I have lived inland all my life,
got no further than sticklebacks
glowering in jars,
never once ate trout.
Here in my new kitchen
this strange fish slips from my grip,
slithers and slaps against the sink.
It smells of foreign things.
When you walk in – starving, as you say –
you find me lining out the frail specks
of starlight on the drainer’s edge.
The recognition of effort in daily life, not slothfulness, even after the anxiety and physical pain of a bout with cancer, is what informs McEvoy’s poems. This is not a diction borne of dilettantism or overly cerebral mirages. Neither is it conscious of itself entirely, either. The poet can be blunt as well, as in these final lines from “Message to the Well-Meaning”: “So // the next person to come along and say, Think positive, and all that sort of crap / will get it right between the eyes. / For I’m a hard woman now; / I am diamond, carborundum, / and I wipe out fools.” Now, can you argue with that? I can’t, and I only remark that putting frustration into a succinct, “in-your-face” poem meant to be both serious and good-humored is what all poets and artists – those who create something from supposedly nothing – strive for constantly.
Rise is more concisely ordered in some ways than The Plucking Shed, but no less vivid and memorable in facing quandaries and uncertainties. For McEvoy, observing – for that is all one should do – natural life, not wrought with human structures but certainly so affected – is what makes her life bearable, or at least that’s the message throughout these poems, succinctly crafted, sculpted (as Sigrid Bergie might say), to fit recognition, understanding, and in the end our admiration. Here is the entirety of “Magpie”:
Outside my window
he’s a pure sun in an aura of black.
Brilliance pings from his feathers,
blinds me, shrinks my room

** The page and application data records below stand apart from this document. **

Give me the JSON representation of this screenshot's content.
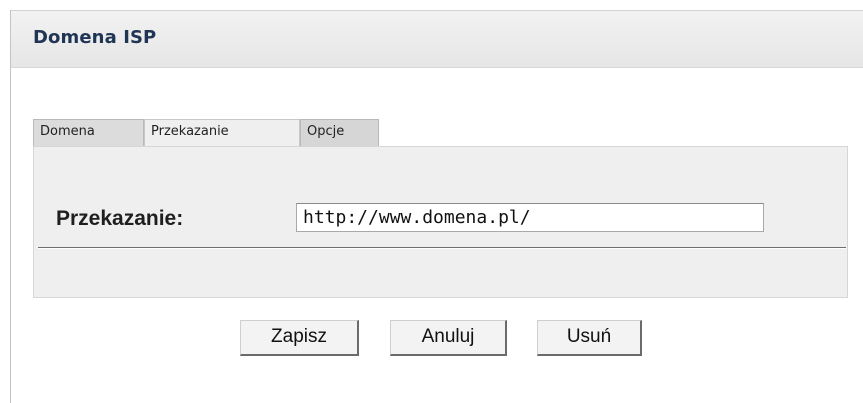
{
  "window": {
    "title": "Domena ISP"
  },
  "tabs": [
    {
      "label": "Domena"
    },
    {
      "label": "Przekazanie"
    },
    {
      "label": "Opcje"
    }
  ],
  "active_tab": "Przekazanie",
  "form": {
    "field_label": "Przekazanie:",
    "field_value": "http://www.domena.pl/"
  },
  "buttons": {
    "save_label": "Zapisz",
    "cancel_label": "Anuluj",
    "delete_label": "Usuń"
  }
}
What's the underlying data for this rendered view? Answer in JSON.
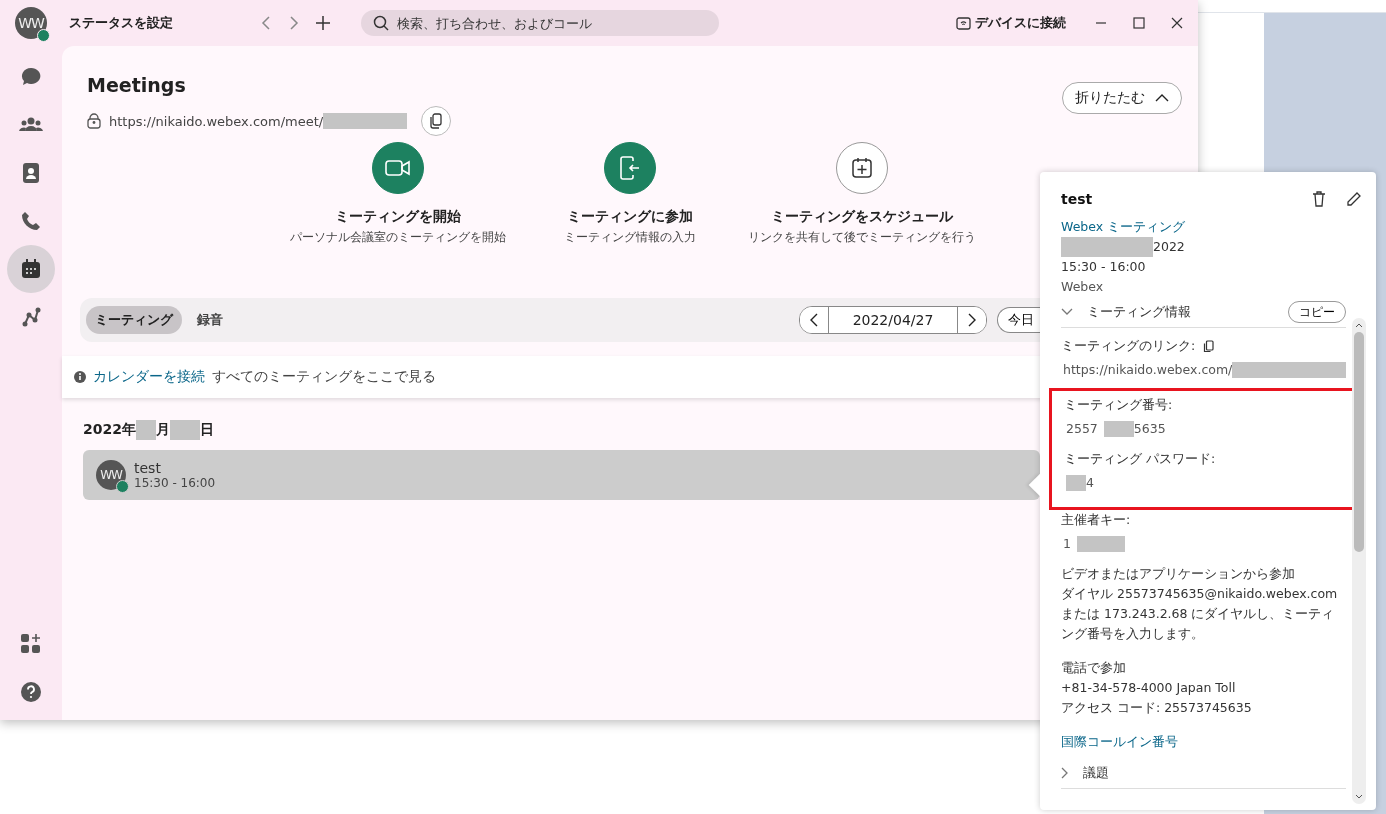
{
  "window": {
    "status_label": "ステータスを設定",
    "search": {
      "placeholder": "検索、打ち合わせ、およびコール"
    },
    "device_button": "デバイスに接続"
  },
  "user": {
    "initials": "WW",
    "online": true
  },
  "sidebar": {
    "items": [
      {
        "kind": "chat",
        "selected": false
      },
      {
        "kind": "teams",
        "selected": false
      },
      {
        "kind": "contacts",
        "selected": false
      },
      {
        "kind": "calls",
        "selected": false
      },
      {
        "kind": "calendar",
        "selected": true
      },
      {
        "kind": "connect",
        "selected": false
      }
    ],
    "bottom_items": [
      {
        "kind": "apps",
        "selected": false
      },
      {
        "kind": "help",
        "selected": false
      }
    ]
  },
  "meetings": {
    "title": "Meetings",
    "url": [
      {
        "text": "https://nikaido.webex.com/meet/"
      },
      {
        "kind": "redacted"
      }
    ],
    "collapse_button": "折りたたむ",
    "actions": [
      {
        "kind": "start",
        "filled": true,
        "title": "ミーティングを開始",
        "subtitle": "パーソナル会議室のミーティングを開始"
      },
      {
        "kind": "join",
        "filled": true,
        "title": "ミーティングに参加",
        "subtitle": "ミーティング情報の入力"
      },
      {
        "kind": "schedule",
        "filled": false,
        "title": "ミーティングをスケジュール",
        "subtitle": "リンクを共有して後でミーティングを行う"
      }
    ],
    "tabs": [
      {
        "label": "ミーティング",
        "selected": true
      },
      {
        "label": "録音",
        "selected": false
      }
    ],
    "date": "2022/04/27",
    "today_button": "今日",
    "notice": {
      "link": "カレンダーを接続",
      "text": "すべてのミーティングをここで見る"
    },
    "day_heading": [
      {
        "text": "2022年"
      },
      {
        "kind": "redacted"
      },
      {
        "text": "月"
      },
      {
        "kind": "redacted"
      },
      {
        "text": "日"
      }
    ],
    "list": [
      {
        "initials": "WW",
        "online": true,
        "title": "test",
        "time": "15:30 - 16:00",
        "selected": true
      }
    ]
  },
  "details": {
    "title": "test",
    "type_link": "Webex ミーティング",
    "date": [
      {
        "kind": "redacted"
      },
      {
        "text": "2022"
      }
    ],
    "time": "15:30 - 16:00",
    "location": "Webex",
    "info_section": {
      "title": "ミーティング情報",
      "expanded": true,
      "copy_button": "コピー"
    },
    "link_label": "ミーティングのリンク:",
    "link": [
      {
        "text": "https://nikaido.webex.com/"
      },
      {
        "kind": "redacted"
      }
    ],
    "highlight": {
      "on": true,
      "fields": [
        {
          "label": "ミーティング番号:",
          "value": [
            {
              "text": "2557"
            },
            {
              "kind": "redacted"
            },
            {
              "text": "5635"
            }
          ]
        },
        {
          "label": "ミーティング パスワード:",
          "value": [
            {
              "kind": "redacted"
            },
            {
              "text": "4"
            }
          ]
        }
      ]
    },
    "host_key": {
      "label": "主催者キー:",
      "value": [
        {
          "text": "1"
        },
        {
          "kind": "redacted"
        }
      ]
    },
    "video_join": {
      "heading": "ビデオまたはアプリケーションから参加",
      "lines": [
        "ダイヤル 25573745635@nikaido.webex.com",
        "または 173.243.2.68 にダイヤルし、ミーティング番号を入力します。"
      ]
    },
    "phone_join": {
      "heading": "電話で参加",
      "lines": [
        "+81-34-578-4000 Japan Toll",
        "アクセス コード: 25573745635"
      ]
    },
    "callin_link": "国際コールイン番号",
    "agenda": {
      "title": "議題",
      "expanded": false
    }
  }
}
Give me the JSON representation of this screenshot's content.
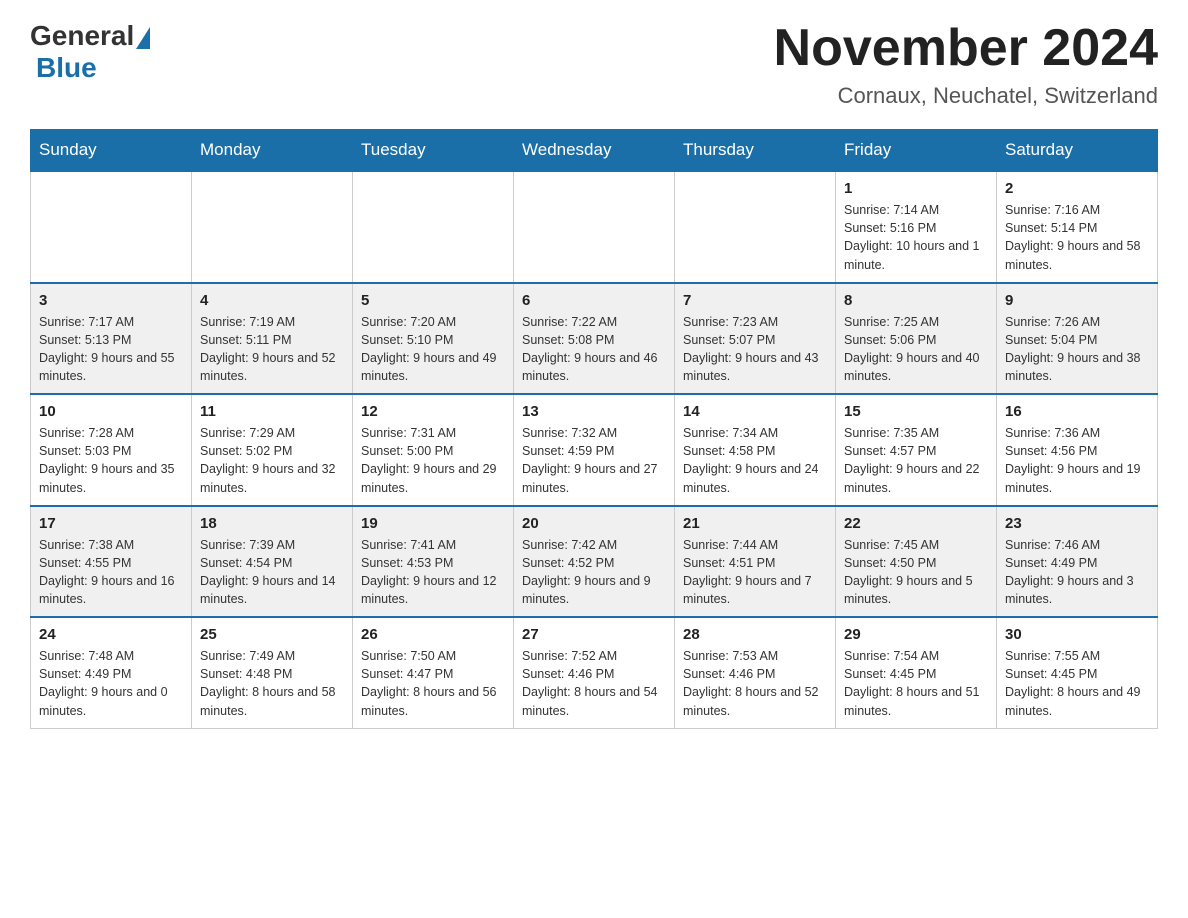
{
  "header": {
    "logo": {
      "general": "General",
      "blue": "Blue"
    },
    "title": "November 2024",
    "location": "Cornaux, Neuchatel, Switzerland"
  },
  "weekdays": [
    "Sunday",
    "Monday",
    "Tuesday",
    "Wednesday",
    "Thursday",
    "Friday",
    "Saturday"
  ],
  "weeks": [
    {
      "days": [
        {
          "number": "",
          "info": ""
        },
        {
          "number": "",
          "info": ""
        },
        {
          "number": "",
          "info": ""
        },
        {
          "number": "",
          "info": ""
        },
        {
          "number": "",
          "info": ""
        },
        {
          "number": "1",
          "info": "Sunrise: 7:14 AM\nSunset: 5:16 PM\nDaylight: 10 hours and 1 minute."
        },
        {
          "number": "2",
          "info": "Sunrise: 7:16 AM\nSunset: 5:14 PM\nDaylight: 9 hours and 58 minutes."
        }
      ]
    },
    {
      "days": [
        {
          "number": "3",
          "info": "Sunrise: 7:17 AM\nSunset: 5:13 PM\nDaylight: 9 hours and 55 minutes."
        },
        {
          "number": "4",
          "info": "Sunrise: 7:19 AM\nSunset: 5:11 PM\nDaylight: 9 hours and 52 minutes."
        },
        {
          "number": "5",
          "info": "Sunrise: 7:20 AM\nSunset: 5:10 PM\nDaylight: 9 hours and 49 minutes."
        },
        {
          "number": "6",
          "info": "Sunrise: 7:22 AM\nSunset: 5:08 PM\nDaylight: 9 hours and 46 minutes."
        },
        {
          "number": "7",
          "info": "Sunrise: 7:23 AM\nSunset: 5:07 PM\nDaylight: 9 hours and 43 minutes."
        },
        {
          "number": "8",
          "info": "Sunrise: 7:25 AM\nSunset: 5:06 PM\nDaylight: 9 hours and 40 minutes."
        },
        {
          "number": "9",
          "info": "Sunrise: 7:26 AM\nSunset: 5:04 PM\nDaylight: 9 hours and 38 minutes."
        }
      ]
    },
    {
      "days": [
        {
          "number": "10",
          "info": "Sunrise: 7:28 AM\nSunset: 5:03 PM\nDaylight: 9 hours and 35 minutes."
        },
        {
          "number": "11",
          "info": "Sunrise: 7:29 AM\nSunset: 5:02 PM\nDaylight: 9 hours and 32 minutes."
        },
        {
          "number": "12",
          "info": "Sunrise: 7:31 AM\nSunset: 5:00 PM\nDaylight: 9 hours and 29 minutes."
        },
        {
          "number": "13",
          "info": "Sunrise: 7:32 AM\nSunset: 4:59 PM\nDaylight: 9 hours and 27 minutes."
        },
        {
          "number": "14",
          "info": "Sunrise: 7:34 AM\nSunset: 4:58 PM\nDaylight: 9 hours and 24 minutes."
        },
        {
          "number": "15",
          "info": "Sunrise: 7:35 AM\nSunset: 4:57 PM\nDaylight: 9 hours and 22 minutes."
        },
        {
          "number": "16",
          "info": "Sunrise: 7:36 AM\nSunset: 4:56 PM\nDaylight: 9 hours and 19 minutes."
        }
      ]
    },
    {
      "days": [
        {
          "number": "17",
          "info": "Sunrise: 7:38 AM\nSunset: 4:55 PM\nDaylight: 9 hours and 16 minutes."
        },
        {
          "number": "18",
          "info": "Sunrise: 7:39 AM\nSunset: 4:54 PM\nDaylight: 9 hours and 14 minutes."
        },
        {
          "number": "19",
          "info": "Sunrise: 7:41 AM\nSunset: 4:53 PM\nDaylight: 9 hours and 12 minutes."
        },
        {
          "number": "20",
          "info": "Sunrise: 7:42 AM\nSunset: 4:52 PM\nDaylight: 9 hours and 9 minutes."
        },
        {
          "number": "21",
          "info": "Sunrise: 7:44 AM\nSunset: 4:51 PM\nDaylight: 9 hours and 7 minutes."
        },
        {
          "number": "22",
          "info": "Sunrise: 7:45 AM\nSunset: 4:50 PM\nDaylight: 9 hours and 5 minutes."
        },
        {
          "number": "23",
          "info": "Sunrise: 7:46 AM\nSunset: 4:49 PM\nDaylight: 9 hours and 3 minutes."
        }
      ]
    },
    {
      "days": [
        {
          "number": "24",
          "info": "Sunrise: 7:48 AM\nSunset: 4:49 PM\nDaylight: 9 hours and 0 minutes."
        },
        {
          "number": "25",
          "info": "Sunrise: 7:49 AM\nSunset: 4:48 PM\nDaylight: 8 hours and 58 minutes."
        },
        {
          "number": "26",
          "info": "Sunrise: 7:50 AM\nSunset: 4:47 PM\nDaylight: 8 hours and 56 minutes."
        },
        {
          "number": "27",
          "info": "Sunrise: 7:52 AM\nSunset: 4:46 PM\nDaylight: 8 hours and 54 minutes."
        },
        {
          "number": "28",
          "info": "Sunrise: 7:53 AM\nSunset: 4:46 PM\nDaylight: 8 hours and 52 minutes."
        },
        {
          "number": "29",
          "info": "Sunrise: 7:54 AM\nSunset: 4:45 PM\nDaylight: 8 hours and 51 minutes."
        },
        {
          "number": "30",
          "info": "Sunrise: 7:55 AM\nSunset: 4:45 PM\nDaylight: 8 hours and 49 minutes."
        }
      ]
    }
  ]
}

Later in this second collection, there is the “Nuala” sequence, about a small girl in her mother’s company who is learning the limits of what she can have and experience. McEvoy captures this frustration convincingly, as in the opening lines of “The Balloon Man” – the child doesn’t see danger, but her mother does:
She stops to look at the man
twisting balloons into animal shapes.
She tugs her mother’s arm:
What? Snaps her mother whose mind’s
on shopping and the fearful price
of children’s shoes . . . .
McEvoy also plumbs the vortex of a single woman living alone – more than just an empty nest “syndrome” but both a horror and a freedom, as if leaving her house and just walking in the woods for a spell, not being home, could alarm the neighbors. The sequences of “Almond Street” poems evoke this plurality of oneness very well, at least to this critic’s American sensibility.
In sum, then, both The Plucking Shed and Rise give ample testimony, if such could be said, of a significant poet – Gill McEvoy – living in non-London England, one who has married, raised children to adulthood, been widowed, survived cancer – at least for now – and has written masterfully about her life and those of others, characters in a novel or play of poetry – for that’s what good depictions are, essentially: how to describe this journey of life from childhood through adulthood and trying to keep death at bay, and writing delicious poems not always mellifluous or delicate, but facing difficulties head on. Would that we all had such courage!